## WORK TO BE COMPLETED:
Each line of the material holding the word "this" must be identified and copied.

^^^^

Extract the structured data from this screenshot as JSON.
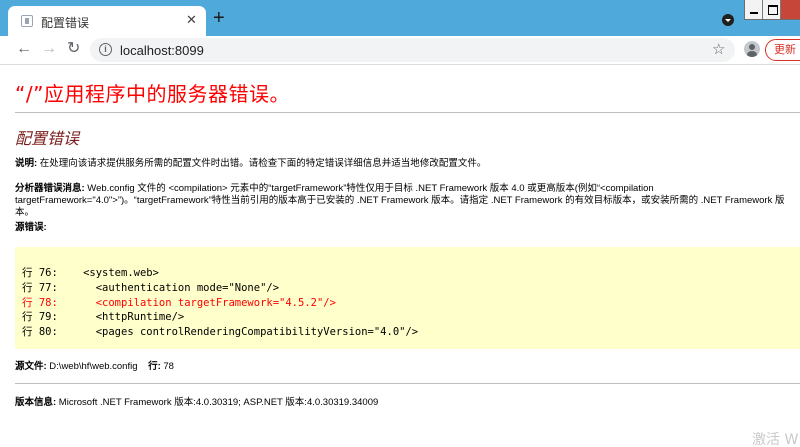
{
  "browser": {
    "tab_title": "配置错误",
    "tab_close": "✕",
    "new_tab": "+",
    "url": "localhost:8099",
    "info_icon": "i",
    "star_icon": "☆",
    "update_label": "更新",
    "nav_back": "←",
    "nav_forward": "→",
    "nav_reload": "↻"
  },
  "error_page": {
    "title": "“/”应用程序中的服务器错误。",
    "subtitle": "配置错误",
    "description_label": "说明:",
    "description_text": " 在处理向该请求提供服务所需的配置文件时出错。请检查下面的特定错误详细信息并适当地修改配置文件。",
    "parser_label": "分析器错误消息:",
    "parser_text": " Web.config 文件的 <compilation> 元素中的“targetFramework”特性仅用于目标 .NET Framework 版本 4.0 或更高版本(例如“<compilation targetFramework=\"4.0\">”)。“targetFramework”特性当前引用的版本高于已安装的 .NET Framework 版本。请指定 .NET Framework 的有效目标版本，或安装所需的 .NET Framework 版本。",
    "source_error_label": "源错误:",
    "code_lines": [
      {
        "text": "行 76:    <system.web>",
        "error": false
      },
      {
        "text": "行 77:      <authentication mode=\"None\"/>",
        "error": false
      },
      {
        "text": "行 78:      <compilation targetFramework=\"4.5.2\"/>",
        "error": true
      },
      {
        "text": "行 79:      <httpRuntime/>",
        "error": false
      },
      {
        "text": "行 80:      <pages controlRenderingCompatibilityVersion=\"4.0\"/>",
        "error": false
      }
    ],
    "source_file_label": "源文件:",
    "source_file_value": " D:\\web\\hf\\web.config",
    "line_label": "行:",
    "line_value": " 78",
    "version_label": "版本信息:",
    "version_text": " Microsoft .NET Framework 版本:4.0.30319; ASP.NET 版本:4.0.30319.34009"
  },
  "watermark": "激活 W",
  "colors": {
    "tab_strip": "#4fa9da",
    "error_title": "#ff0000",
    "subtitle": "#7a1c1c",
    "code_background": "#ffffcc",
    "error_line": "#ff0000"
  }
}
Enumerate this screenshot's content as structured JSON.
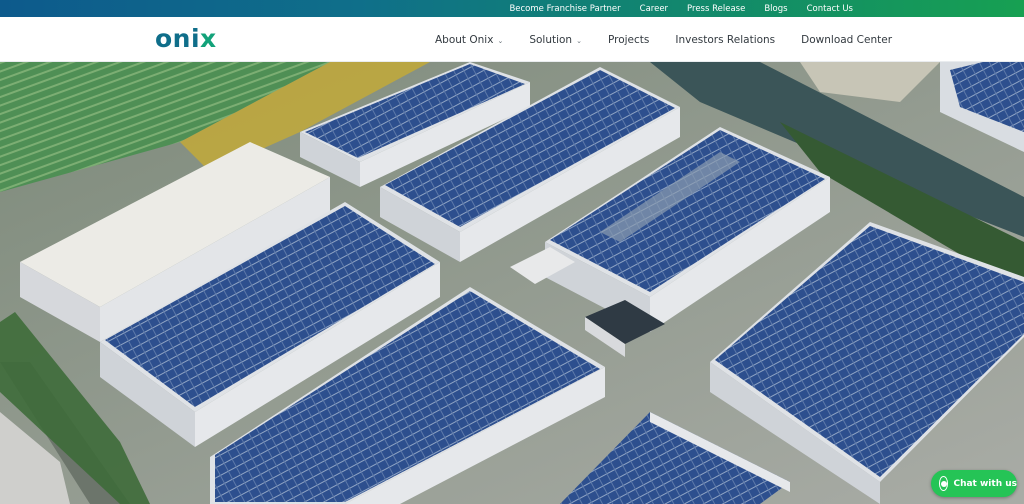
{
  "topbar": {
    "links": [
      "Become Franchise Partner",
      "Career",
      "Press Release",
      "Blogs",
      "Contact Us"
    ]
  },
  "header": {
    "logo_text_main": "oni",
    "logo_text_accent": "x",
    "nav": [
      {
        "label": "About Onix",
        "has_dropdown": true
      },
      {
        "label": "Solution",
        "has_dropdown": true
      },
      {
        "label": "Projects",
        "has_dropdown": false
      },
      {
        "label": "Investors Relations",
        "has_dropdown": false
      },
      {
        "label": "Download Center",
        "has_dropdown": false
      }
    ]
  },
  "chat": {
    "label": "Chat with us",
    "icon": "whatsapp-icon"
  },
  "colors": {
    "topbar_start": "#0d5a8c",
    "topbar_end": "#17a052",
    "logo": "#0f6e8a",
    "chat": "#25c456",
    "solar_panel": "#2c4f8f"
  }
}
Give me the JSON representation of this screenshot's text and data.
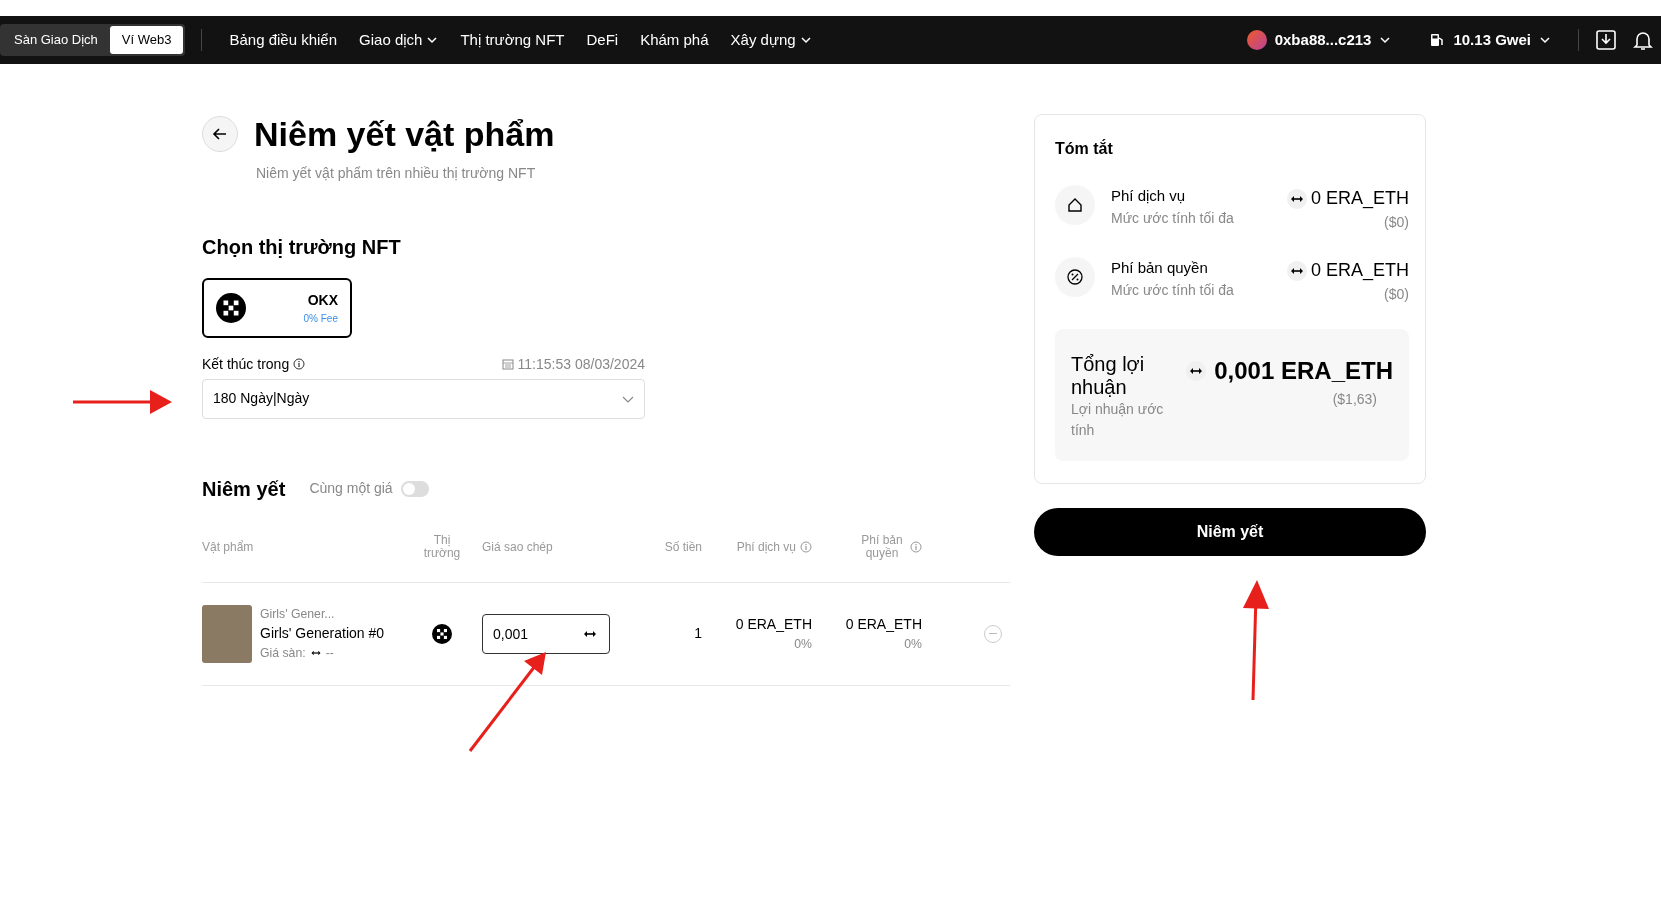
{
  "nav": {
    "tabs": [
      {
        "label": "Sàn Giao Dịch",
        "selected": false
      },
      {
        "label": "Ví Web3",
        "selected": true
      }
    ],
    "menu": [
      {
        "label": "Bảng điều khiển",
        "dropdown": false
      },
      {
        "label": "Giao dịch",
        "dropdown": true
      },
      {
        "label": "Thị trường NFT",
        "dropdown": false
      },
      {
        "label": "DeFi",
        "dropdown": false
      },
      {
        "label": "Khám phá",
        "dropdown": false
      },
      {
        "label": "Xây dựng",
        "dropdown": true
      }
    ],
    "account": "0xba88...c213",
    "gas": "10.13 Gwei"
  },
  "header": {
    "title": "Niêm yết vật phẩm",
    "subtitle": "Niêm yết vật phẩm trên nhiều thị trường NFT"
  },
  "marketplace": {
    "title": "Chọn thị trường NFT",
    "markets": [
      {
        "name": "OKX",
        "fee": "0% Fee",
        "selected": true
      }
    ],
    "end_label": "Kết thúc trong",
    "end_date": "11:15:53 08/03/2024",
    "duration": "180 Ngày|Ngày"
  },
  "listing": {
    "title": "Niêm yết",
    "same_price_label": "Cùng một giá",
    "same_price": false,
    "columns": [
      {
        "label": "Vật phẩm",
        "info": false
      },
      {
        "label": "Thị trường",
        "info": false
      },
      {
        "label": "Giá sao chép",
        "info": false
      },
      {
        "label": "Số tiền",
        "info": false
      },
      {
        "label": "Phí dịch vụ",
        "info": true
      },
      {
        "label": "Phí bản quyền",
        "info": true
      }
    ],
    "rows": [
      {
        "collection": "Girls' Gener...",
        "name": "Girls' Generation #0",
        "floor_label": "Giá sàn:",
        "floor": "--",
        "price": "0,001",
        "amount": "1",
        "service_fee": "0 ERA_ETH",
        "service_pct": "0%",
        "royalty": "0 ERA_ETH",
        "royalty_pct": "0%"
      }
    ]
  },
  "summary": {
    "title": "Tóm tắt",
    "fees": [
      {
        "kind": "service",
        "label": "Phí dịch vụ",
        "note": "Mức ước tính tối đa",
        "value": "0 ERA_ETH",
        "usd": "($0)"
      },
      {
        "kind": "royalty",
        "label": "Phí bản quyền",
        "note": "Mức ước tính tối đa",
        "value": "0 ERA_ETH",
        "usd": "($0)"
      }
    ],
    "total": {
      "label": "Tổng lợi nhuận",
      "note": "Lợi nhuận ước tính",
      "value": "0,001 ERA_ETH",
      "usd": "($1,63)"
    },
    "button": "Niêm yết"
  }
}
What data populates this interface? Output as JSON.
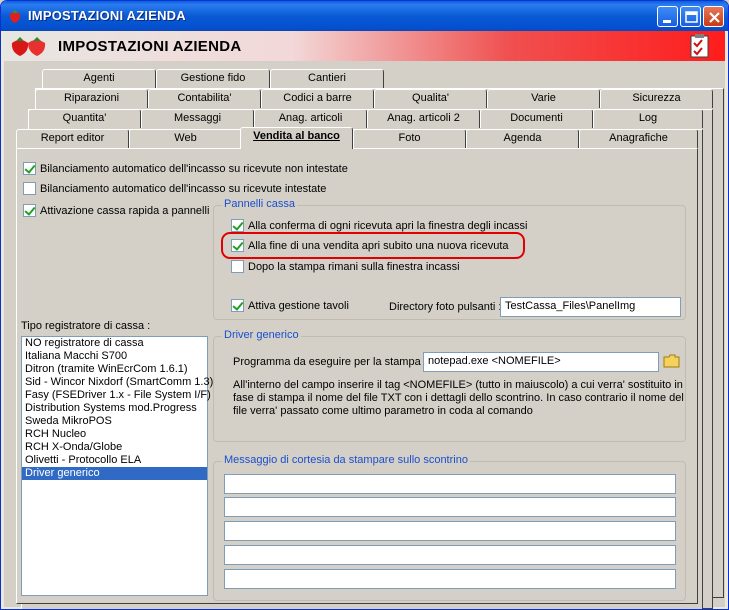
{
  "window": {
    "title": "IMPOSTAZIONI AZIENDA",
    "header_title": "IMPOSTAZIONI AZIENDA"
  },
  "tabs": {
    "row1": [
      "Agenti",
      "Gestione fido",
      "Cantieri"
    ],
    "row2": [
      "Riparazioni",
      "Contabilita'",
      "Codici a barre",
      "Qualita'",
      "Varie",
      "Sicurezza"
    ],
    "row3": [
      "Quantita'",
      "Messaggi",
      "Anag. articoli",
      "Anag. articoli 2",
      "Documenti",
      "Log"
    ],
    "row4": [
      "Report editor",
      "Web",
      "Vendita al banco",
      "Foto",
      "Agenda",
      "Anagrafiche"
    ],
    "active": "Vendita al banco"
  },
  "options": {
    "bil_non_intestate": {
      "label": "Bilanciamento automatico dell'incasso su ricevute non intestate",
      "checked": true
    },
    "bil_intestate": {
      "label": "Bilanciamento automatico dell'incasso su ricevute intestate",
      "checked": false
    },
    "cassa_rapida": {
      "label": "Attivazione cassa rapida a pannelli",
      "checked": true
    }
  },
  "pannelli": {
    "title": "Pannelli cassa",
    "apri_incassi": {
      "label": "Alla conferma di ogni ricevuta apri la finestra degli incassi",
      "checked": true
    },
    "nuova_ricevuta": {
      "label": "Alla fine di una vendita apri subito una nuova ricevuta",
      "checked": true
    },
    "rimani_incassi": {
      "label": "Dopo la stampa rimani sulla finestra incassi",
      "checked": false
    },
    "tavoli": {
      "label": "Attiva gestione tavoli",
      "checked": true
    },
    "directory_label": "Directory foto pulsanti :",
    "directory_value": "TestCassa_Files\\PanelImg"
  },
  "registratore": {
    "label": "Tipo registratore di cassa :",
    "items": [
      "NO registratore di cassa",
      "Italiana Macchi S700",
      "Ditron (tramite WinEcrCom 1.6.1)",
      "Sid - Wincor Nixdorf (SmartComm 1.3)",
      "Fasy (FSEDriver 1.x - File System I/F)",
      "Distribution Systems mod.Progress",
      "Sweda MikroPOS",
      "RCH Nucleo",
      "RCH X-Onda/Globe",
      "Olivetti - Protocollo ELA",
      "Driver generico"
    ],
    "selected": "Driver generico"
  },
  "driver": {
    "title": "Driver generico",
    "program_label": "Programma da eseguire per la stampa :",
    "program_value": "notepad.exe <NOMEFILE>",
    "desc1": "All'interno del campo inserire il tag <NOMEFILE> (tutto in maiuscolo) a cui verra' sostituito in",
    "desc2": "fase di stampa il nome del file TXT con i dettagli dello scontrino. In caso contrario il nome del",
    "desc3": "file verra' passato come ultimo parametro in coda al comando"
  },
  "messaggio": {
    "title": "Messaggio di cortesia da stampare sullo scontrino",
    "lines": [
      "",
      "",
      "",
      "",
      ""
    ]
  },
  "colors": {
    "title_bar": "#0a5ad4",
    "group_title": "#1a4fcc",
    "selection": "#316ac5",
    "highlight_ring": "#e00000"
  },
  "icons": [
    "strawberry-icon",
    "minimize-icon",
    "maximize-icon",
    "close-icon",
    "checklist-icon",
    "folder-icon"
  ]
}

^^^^

## EXERCISE SOLUTION:
Extract the structured data from this screenshot as JSON.
Enumerate this screenshot's content as structured JSON.
Give me the JSON representation of this screenshot's text and data.
What data populates this interface? Output as JSON.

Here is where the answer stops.